For women age 75 and older, breast cancers detected by mammography were diagnosed at an earlier stage, thus reducing the rate of advanced cancers, according to a study published online August 5 in Radiology.
The findings suggest that mammography screening is beneficial for older women, said authors Judith A. Malmgren, PhD, affiliate assistant professor at the University of Washington’s School of Public Health and Community Medicine in Seattle, and colleagues.
“Downstaging of breast cancer is particularly critical among women 75 years and older because early-stage lesions are associated with improved prognosis and are potentially treatable without chemotherapy in a group with higher rates of comorbidity and general lack of resilience for such treatment,” they wrote.

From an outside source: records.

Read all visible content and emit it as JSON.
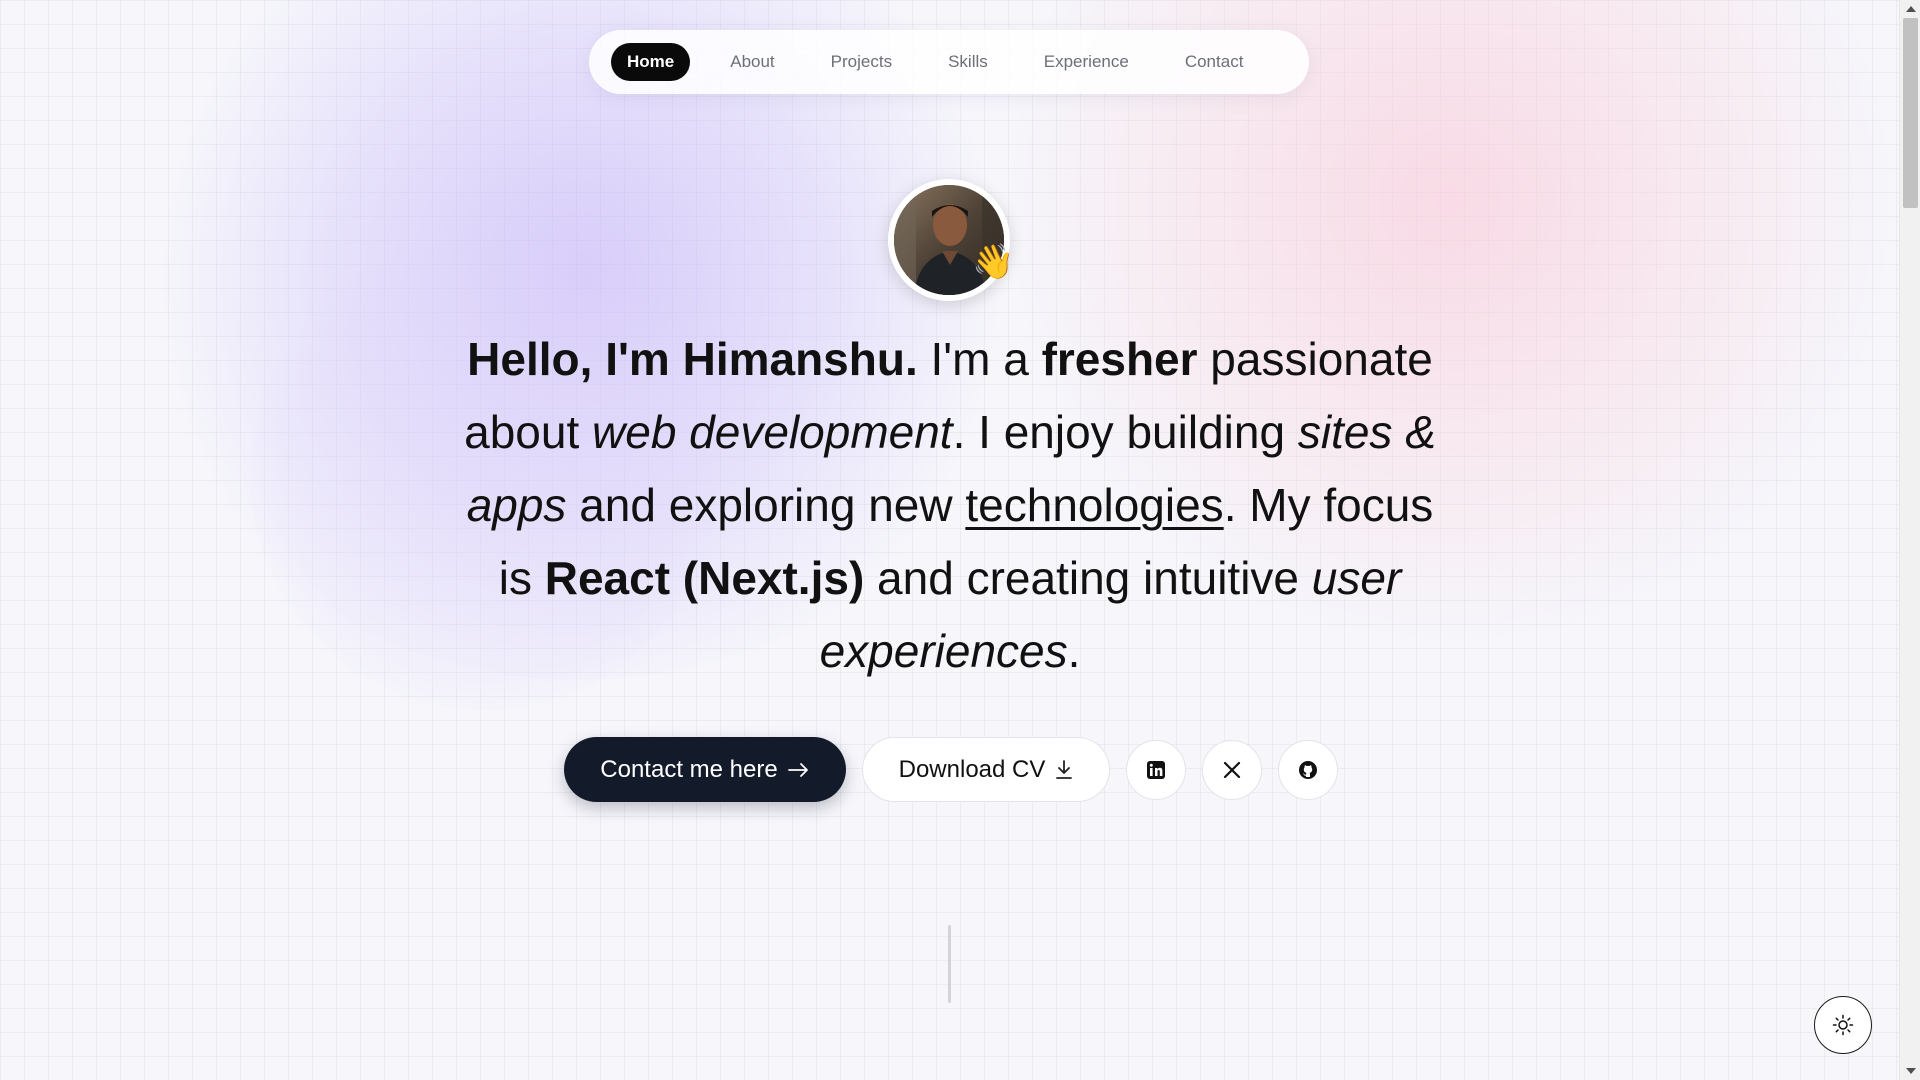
{
  "nav": {
    "items": [
      {
        "label": "Home",
        "active": true
      },
      {
        "label": "About",
        "active": false
      },
      {
        "label": "Projects",
        "active": false
      },
      {
        "label": "Skills",
        "active": false
      },
      {
        "label": "Experience",
        "active": false
      },
      {
        "label": "Contact",
        "active": false
      }
    ]
  },
  "hero": {
    "avatar_emoji": "👋",
    "segments": {
      "s1": "Hello, I'm Himanshu.",
      "s2": " I'm a ",
      "s3": "fresher",
      "s4": " passionate about ",
      "s5": "web development",
      "s6": ". I enjoy building ",
      "s7": "sites & apps",
      "s8": " and exploring new ",
      "s9": "technologies",
      "s10": ". My focus is ",
      "s11": "React (Next.js)",
      "s12": " and creating intuitive ",
      "s13": "user experiences",
      "s14": "."
    }
  },
  "actions": {
    "contact_label": "Contact me here",
    "download_label": "Download CV",
    "contact_icon": "arrow-right-icon",
    "download_icon": "download-icon",
    "social_icons": [
      "linkedin-icon",
      "x-icon",
      "github-icon"
    ]
  },
  "theme_toggle": {
    "icon": "sun-icon"
  },
  "colors": {
    "primary_dark": "#131a2a",
    "nav_active_bg": "#0a0a0a",
    "nav_text": "#6b6f78",
    "background": "#f6f6fb"
  }
}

The specifics of when and how often screening mammography should be used has been a point of contention, with the American Cancer Society supporting annual mammograms for women age 75 and older, while recommendations from the U.S. Preventive Services Task Force do not support mammography in this age group.
One major issue is the lack of evidence for mammography’s benefit in older women, which led Malmgren and colleagues to analyze the impact of mammography detection by studying data from an institutional registry that included more than 14,000 breast cancer cases. Of these, 1,600 patients were over age 75.
A majority (62 percent) of mammography-detected cases were early stage, while physician- and patient-detected cancer were more likely to be advanced stage and more likely to require mastectomies and chemotherapy. Treatment for mammography-detected invasive breast cancers, however, more often relied on lumpectomy and radiation.
Five-year disease-specific invasive cancer survival rates were 97 percent for mammography-detected cancers and 87 percent for patient- or physician-detected invasive cancers.
“When discussing mammography screening options after the age of 75, our results indicate that women should be informed of the possible benefit of a decreased need for aggressive treatment and better disease-specific survival associated with early detection with mammography,” wrote Malmgren and colleagues. “A woman’s personal health objectives, comorbid conditions, projected life expectancy, and tolerance for a possible false-positive result or treatment for breast cancer, if found, need to be taken into consideration.”